Entries from a dataset of interfaces

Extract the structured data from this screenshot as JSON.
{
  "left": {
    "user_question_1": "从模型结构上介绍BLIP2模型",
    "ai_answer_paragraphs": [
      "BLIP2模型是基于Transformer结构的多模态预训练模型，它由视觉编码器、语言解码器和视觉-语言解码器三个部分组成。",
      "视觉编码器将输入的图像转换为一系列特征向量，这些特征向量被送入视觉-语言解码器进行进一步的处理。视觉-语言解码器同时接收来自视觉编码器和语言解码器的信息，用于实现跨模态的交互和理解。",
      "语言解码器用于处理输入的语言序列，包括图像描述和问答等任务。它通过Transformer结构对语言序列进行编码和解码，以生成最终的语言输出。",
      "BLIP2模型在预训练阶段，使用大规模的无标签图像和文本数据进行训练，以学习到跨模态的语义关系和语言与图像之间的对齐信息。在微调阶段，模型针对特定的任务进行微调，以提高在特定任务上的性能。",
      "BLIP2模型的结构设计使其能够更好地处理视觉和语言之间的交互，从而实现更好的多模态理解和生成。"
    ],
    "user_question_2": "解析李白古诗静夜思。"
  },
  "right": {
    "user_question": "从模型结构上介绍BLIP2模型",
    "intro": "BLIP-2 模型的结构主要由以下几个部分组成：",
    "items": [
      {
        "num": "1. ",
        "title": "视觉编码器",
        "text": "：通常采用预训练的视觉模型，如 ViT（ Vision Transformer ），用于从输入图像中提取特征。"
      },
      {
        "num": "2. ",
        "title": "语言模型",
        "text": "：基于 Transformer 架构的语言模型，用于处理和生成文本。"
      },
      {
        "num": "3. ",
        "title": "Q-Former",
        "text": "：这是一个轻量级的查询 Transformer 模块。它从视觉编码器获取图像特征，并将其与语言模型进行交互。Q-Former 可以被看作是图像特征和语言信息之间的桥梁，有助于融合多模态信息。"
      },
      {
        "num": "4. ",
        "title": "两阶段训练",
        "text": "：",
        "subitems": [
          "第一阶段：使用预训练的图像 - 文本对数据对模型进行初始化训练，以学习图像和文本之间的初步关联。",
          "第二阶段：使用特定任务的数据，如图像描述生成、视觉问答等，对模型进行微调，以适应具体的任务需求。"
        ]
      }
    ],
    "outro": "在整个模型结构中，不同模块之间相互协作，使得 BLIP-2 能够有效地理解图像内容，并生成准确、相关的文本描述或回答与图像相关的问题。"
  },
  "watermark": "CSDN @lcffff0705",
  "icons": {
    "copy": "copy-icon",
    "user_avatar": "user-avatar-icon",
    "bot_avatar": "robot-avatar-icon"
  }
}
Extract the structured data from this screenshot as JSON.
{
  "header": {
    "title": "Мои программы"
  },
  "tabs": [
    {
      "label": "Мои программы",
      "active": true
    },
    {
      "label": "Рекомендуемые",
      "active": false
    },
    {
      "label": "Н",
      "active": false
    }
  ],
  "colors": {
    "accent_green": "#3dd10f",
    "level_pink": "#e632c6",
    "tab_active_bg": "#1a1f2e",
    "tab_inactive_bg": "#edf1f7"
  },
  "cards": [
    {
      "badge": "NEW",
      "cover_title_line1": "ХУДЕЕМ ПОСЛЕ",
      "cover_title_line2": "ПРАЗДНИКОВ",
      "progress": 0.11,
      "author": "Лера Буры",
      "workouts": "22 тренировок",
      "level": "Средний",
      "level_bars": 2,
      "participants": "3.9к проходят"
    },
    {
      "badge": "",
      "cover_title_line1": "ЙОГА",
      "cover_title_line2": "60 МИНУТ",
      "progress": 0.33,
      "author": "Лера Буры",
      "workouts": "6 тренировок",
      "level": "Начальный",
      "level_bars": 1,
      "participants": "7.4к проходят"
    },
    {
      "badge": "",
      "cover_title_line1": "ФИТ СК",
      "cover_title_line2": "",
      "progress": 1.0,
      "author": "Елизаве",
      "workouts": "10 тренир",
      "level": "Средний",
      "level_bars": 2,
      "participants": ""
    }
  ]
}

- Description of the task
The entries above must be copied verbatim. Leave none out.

- Answer to this problem
Extract the structured data from this screenshot as JSON.
{
  "left": {
    "user_question_1": "从模型结构上介绍BLIP2模型",
    "ai_answer_paragraphs": [
      "BLIP2模型是基于Transformer结构的多模态预训练模型，它由视觉编码器、语言解码器和视觉-语言解码器三个部分组成。",
      "视觉编码器将输入的图像转换为一系列特征向量，这些特征向量被送入视觉-语言解码器进行进一步的处理。视觉-语言解码器同时接收来自视觉编码器和语言解码器的信息，用于实现跨模态的交互和理解。",
      "语言解码器用于处理输入的语言序列，包括图像描述和问答等任务。它通过Transformer结构对语言序列进行编码和解码，以生成最终的语言输出。",
      "BLIP2模型在预训练阶段，使用大规模的无标签图像和文本数据进行训练，以学习到跨模态的语义关系和语言与图像之间的对齐信息。在微调阶段，模型针对特定的任务进行微调，以提高在特定任务上的性能。",
      "BLIP2模型的结构设计使其能够更好地处理视觉和语言之间的交互，从而实现更好的多模态理解和生成。"
    ],
    "user_question_2": "解析李白古诗静夜思。"
  },
  "right": {
    "user_question": "从模型结构上介绍BLIP2模型",
    "intro": "BLIP-2 模型的结构主要由以下几个部分组成：",
    "items": [
      {
        "num": "1. ",
        "title": "视觉编码器",
        "text": "：通常采用预训练的视觉模型，如 ViT（ Vision Transformer ），用于从输入图像中提取特征。"
      },
      {
        "num": "2. ",
        "title": "语言模型",
        "text": "：基于 Transformer 架构的语言模型，用于处理和生成文本。"
      },
      {
        "num": "3. ",
        "title": "Q-Former",
        "text": "：这是一个轻量级的查询 Transformer 模块。它从视觉编码器获取图像特征，并将其与语言模型进行交互。Q-Former 可以被看作是图像特征和语言信息之间的桥梁，有助于融合多模态信息。"
      },
      {
        "num": "4. ",
        "title": "两阶段训练",
        "text": "：",
        "subitems": [
          "第一阶段：使用预训练的图像 - 文本对数据对模型进行初始化训练，以学习图像和文本之间的初步关联。",
          "第二阶段：使用特定任务的数据，如图像描述生成、视觉问答等，对模型进行微调，以适应具体的任务需求。"
        ]
      }
    ],
    "outro": "在整个模型结构中，不同模块之间相互协作，使得 BLIP-2 能够有效地理解图像内容，并生成准确、相关的文本描述或回答与图像相关的问题。"
  },
  "watermark": "CSDN @lcffff0705",
  "icons": {
    "copy": "copy-icon",
    "user_avatar": "user-avatar-icon",
    "bot_avatar": "robot-avatar-icon"
  }
}
Extract the structured data from this screenshot as JSON.
{
  "header": {
    "title": "Мои программы"
  },
  "tabs": [
    {
      "label": "Мои программы",
      "active": true
    },
    {
      "label": "Рекомендуемые",
      "active": false
    },
    {
      "label": "Н",
      "active": false
    }
  ],
  "colors": {
    "accent_green": "#3dd10f",
    "level_pink": "#e632c6",
    "tab_active_bg": "#1a1f2e",
    "tab_inactive_bg": "#edf1f7"
  },
  "cards": [
    {
      "badge": "NEW",
      "cover_title_line1": "ХУДЕЕМ ПОСЛЕ",
      "cover_title_line2": "ПРАЗДНИКОВ",
      "progress": 0.11,
      "author": "Лера Буры",
      "workouts": "22 тренировок",
      "level": "Средний",
      "level_bars": 2,
      "participants": "3.9к проходят"
    },
    {
      "badge": "",
      "cover_title_line1": "ЙОГА",
      "cover_title_line2": "60 МИНУТ",
      "progress": 0.33,
      "author": "Лера Буры",
      "workouts": "6 тренировок",
      "level": "Начальный",
      "level_bars": 1,
      "participants": "7.4к проходят"
    },
    {
      "badge": "",
      "cover_title_line1": "ФИТ СК",
      "cover_title_line2": "",
      "progress": 1.0,
      "author": "Елизаве",
      "workouts": "10 тренир",
      "level": "Средний",
      "level_bars": 2,
      "participants": ""
    }
  ]
}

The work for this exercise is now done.